While it’s always nice to provide sources, it’s not like all of these claims can’t be VERY EASILY…
Jeremy Bachelor

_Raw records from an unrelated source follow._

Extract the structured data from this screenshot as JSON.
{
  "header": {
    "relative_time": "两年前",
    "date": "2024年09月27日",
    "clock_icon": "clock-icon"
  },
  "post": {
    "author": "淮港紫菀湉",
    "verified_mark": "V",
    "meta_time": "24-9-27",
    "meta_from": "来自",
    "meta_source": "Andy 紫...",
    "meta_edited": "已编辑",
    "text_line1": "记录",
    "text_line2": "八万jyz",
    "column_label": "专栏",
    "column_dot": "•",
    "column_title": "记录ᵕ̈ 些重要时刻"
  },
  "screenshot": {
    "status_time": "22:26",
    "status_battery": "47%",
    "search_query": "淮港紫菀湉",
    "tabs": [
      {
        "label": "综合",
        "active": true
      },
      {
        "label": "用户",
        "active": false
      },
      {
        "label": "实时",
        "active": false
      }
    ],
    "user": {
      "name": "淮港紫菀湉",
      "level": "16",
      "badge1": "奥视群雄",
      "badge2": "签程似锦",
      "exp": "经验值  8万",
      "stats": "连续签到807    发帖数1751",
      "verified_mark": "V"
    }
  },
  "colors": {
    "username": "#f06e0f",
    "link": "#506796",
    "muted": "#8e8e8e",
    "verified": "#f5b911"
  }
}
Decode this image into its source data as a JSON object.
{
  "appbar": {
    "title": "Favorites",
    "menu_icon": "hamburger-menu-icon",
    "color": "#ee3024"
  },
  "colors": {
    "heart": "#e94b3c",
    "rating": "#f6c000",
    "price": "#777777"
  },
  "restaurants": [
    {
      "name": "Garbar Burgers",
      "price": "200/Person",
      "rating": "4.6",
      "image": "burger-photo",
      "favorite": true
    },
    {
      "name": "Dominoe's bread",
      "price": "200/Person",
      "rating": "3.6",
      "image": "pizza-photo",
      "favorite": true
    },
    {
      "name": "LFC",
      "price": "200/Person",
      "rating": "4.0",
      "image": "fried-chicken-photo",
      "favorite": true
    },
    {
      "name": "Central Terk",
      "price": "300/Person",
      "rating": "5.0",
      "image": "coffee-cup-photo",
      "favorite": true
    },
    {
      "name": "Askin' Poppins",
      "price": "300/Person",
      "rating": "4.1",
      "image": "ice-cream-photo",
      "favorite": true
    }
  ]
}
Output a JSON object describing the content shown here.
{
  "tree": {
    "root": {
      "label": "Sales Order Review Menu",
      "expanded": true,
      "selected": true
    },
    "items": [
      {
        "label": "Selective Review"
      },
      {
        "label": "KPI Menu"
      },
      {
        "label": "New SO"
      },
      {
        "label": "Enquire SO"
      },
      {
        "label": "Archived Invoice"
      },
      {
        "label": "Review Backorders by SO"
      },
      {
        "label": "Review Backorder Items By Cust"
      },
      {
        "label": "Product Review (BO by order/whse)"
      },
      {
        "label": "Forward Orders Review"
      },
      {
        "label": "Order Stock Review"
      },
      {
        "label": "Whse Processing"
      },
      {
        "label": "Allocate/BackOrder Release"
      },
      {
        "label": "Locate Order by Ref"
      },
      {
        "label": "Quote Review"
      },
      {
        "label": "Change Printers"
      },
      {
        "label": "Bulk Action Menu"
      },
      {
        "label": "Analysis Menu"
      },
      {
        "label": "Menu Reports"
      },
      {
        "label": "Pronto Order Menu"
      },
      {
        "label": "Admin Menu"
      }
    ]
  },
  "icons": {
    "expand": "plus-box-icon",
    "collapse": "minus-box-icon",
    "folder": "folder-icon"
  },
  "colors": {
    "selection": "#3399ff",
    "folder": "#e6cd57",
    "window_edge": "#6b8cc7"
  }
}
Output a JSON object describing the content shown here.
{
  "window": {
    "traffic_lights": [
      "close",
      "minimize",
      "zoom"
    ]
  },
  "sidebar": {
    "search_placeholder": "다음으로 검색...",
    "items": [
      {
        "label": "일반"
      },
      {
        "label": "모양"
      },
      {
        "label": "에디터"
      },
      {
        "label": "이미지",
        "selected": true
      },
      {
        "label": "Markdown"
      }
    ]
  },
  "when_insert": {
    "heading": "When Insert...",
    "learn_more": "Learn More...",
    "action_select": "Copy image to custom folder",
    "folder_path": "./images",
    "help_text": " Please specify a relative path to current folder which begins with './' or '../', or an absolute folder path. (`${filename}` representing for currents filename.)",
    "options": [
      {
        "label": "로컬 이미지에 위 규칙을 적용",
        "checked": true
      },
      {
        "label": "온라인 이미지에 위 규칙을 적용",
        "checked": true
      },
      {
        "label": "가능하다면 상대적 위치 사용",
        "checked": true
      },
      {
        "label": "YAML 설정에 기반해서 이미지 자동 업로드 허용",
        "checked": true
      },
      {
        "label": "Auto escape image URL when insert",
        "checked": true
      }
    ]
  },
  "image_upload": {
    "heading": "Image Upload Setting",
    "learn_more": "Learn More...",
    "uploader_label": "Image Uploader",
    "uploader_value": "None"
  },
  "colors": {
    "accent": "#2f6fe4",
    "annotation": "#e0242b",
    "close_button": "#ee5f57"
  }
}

Actually, it’s EXACTLY like these claims can’t be “VERY EASILY searched on Google and immediately proven true” — however, many (most? all?) can be very easily searched and proven misleading at best and outright FALSE at worst. But not everyone has 40-hour days to fact-check a 10,000-word tome. You would think a busy Wall Street hedge fund lawyer, of all people, would understand that and know how to back up their argument with some evidence (ie. links) — or at least provide even a few as a courtesy to their readers. A brief opinion piece might be one thing, but this is something entirely different. So, just to get the ball rolling, below is a link (or two) that directly refutes her very first attempt at a salient point: “First, I researched…I looked at analyses on left-leaning blogs that have long advocated for universal health care to see what they thought, sites I respect and whose authors I have relied on for years for their basic objectivity within their admitted points of view. And I could find none who believed Sanders’ numbers added up.” Really? Then she’s either a moron who doesn’t know how to use the internet or a disingenuous hack trying to mislead people. Or both. Because the very people who have been advocating for universal healthcare beg to differ. This is the tip of a very large iceberg of misleading smears. But, hey, what else is a “non-hit-piece hit piece” released on the eve of the most consequential primary by someone who gets paid to defend the very institutions that crashed the economy in 2008 for?